ACTIVITY: Only lines containing "icon" belong in the answer, each copied from the entries below.

(EXTRACTED INFORMATION)

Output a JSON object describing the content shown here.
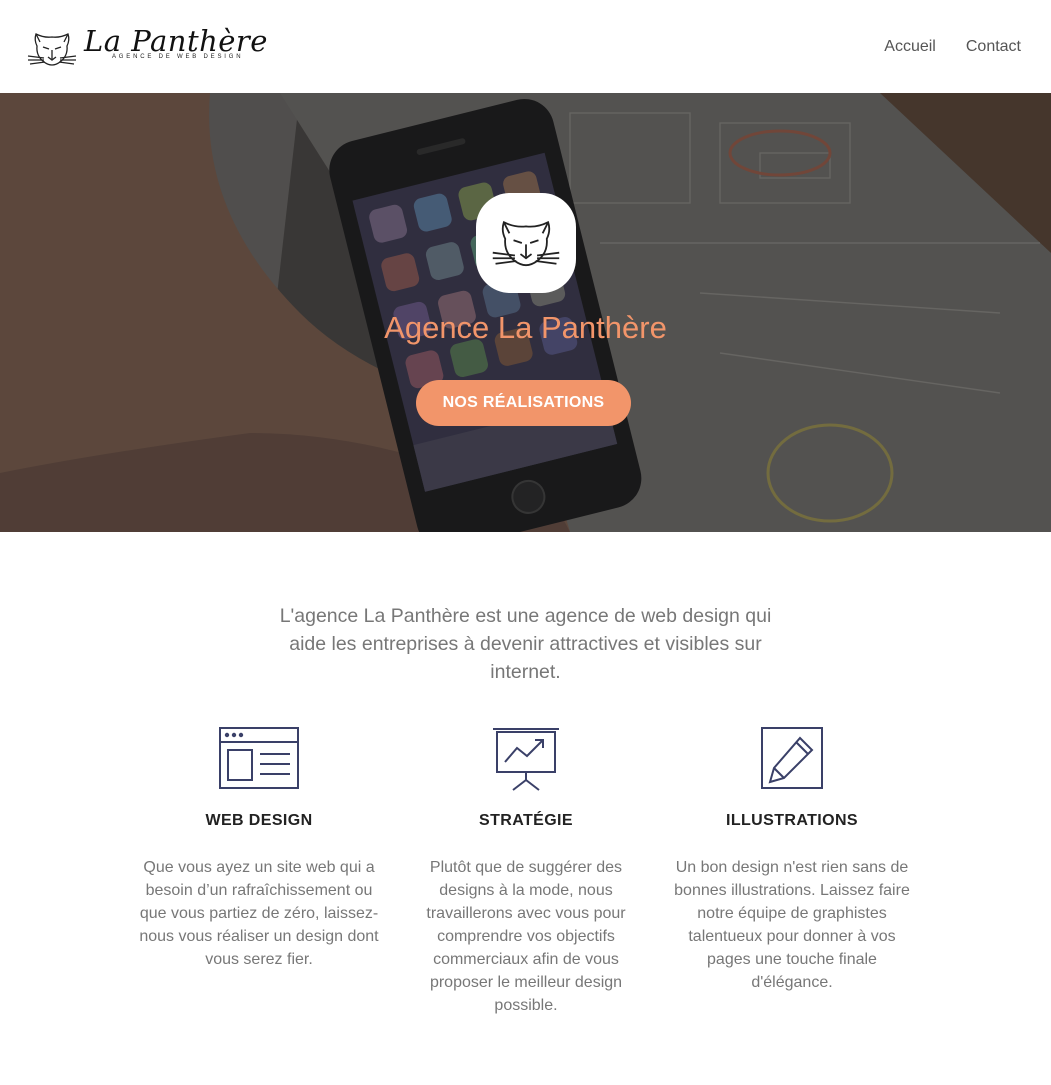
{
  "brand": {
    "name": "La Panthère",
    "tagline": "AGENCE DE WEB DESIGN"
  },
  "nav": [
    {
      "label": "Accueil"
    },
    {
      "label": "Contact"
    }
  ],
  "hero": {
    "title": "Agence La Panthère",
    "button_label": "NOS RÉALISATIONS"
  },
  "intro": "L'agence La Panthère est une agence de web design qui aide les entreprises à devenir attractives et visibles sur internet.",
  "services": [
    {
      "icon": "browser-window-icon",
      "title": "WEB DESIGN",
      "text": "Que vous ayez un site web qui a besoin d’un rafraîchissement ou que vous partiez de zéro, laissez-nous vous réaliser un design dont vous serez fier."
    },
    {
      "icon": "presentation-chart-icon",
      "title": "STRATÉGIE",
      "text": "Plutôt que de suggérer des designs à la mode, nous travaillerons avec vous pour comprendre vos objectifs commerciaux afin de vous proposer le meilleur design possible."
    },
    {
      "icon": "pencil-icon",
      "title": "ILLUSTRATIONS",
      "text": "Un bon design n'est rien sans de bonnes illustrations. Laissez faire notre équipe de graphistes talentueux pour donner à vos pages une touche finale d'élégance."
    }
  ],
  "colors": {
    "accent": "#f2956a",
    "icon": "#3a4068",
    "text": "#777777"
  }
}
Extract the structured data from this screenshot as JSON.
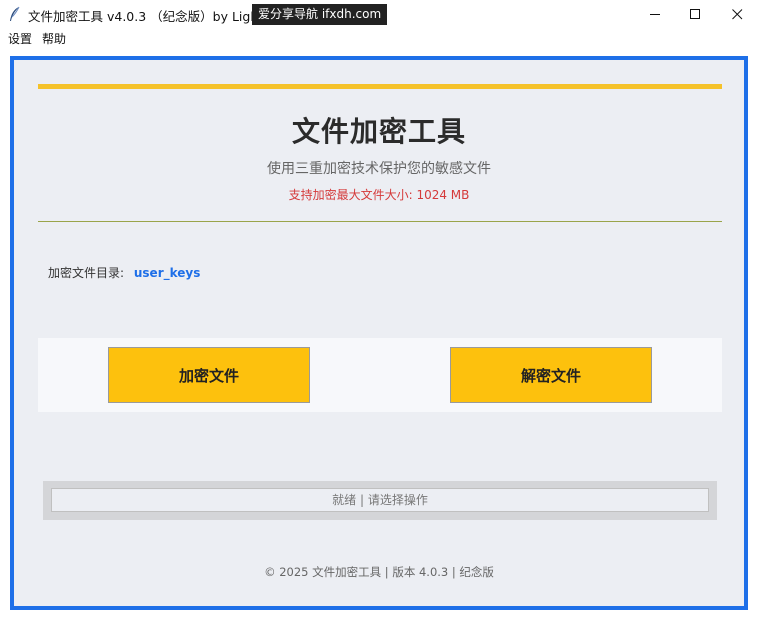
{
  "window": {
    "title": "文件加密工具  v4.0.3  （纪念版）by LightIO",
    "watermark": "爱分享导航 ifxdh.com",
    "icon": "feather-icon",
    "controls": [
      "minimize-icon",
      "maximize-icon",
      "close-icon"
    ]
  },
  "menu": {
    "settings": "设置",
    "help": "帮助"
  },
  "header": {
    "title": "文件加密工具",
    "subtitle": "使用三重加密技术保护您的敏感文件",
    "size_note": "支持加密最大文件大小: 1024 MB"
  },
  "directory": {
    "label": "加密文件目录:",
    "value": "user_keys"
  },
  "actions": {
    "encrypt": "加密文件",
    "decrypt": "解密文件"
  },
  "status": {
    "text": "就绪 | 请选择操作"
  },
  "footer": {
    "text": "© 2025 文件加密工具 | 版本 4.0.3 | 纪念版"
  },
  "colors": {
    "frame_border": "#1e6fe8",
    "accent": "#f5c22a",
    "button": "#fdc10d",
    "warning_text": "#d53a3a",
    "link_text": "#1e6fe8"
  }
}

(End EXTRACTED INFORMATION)

TASK ANSWER:
      "icon": "browser-window-icon",
      "icon": "presentation-chart-icon",
      "icon": "pencil-icon",
    "icon": "#3a4068",
    "icon": "feather-icon",
      "minimize-icon",
      "maximize-icon",
      "close-icon"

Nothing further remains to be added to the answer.